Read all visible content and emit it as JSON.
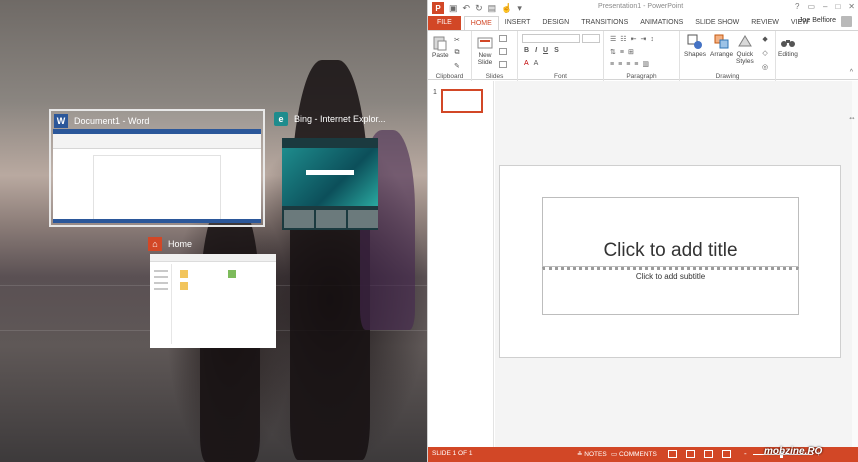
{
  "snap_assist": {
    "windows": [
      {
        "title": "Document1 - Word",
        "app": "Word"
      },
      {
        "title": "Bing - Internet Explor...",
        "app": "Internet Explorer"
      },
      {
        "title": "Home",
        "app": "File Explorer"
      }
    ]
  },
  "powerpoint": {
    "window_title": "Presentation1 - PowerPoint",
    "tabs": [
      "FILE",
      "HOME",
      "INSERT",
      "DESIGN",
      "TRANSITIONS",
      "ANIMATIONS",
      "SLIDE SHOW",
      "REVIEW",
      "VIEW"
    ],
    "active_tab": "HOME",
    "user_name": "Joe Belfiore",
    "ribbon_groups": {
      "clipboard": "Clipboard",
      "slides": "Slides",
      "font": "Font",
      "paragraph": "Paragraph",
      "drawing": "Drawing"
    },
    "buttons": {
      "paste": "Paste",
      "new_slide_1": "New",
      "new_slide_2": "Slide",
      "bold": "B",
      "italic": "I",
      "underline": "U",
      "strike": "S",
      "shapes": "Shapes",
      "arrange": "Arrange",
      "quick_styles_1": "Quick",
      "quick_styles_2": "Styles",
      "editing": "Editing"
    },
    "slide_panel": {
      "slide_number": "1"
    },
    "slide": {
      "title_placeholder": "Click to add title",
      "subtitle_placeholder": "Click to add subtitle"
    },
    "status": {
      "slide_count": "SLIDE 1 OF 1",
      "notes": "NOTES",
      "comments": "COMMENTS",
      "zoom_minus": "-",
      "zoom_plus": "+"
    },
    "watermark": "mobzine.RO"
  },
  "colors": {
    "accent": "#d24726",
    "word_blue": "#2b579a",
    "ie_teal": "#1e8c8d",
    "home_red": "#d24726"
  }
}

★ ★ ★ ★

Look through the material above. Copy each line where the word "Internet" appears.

        "title": "Bing - Internet Explor...",
        "app": "Internet Explorer"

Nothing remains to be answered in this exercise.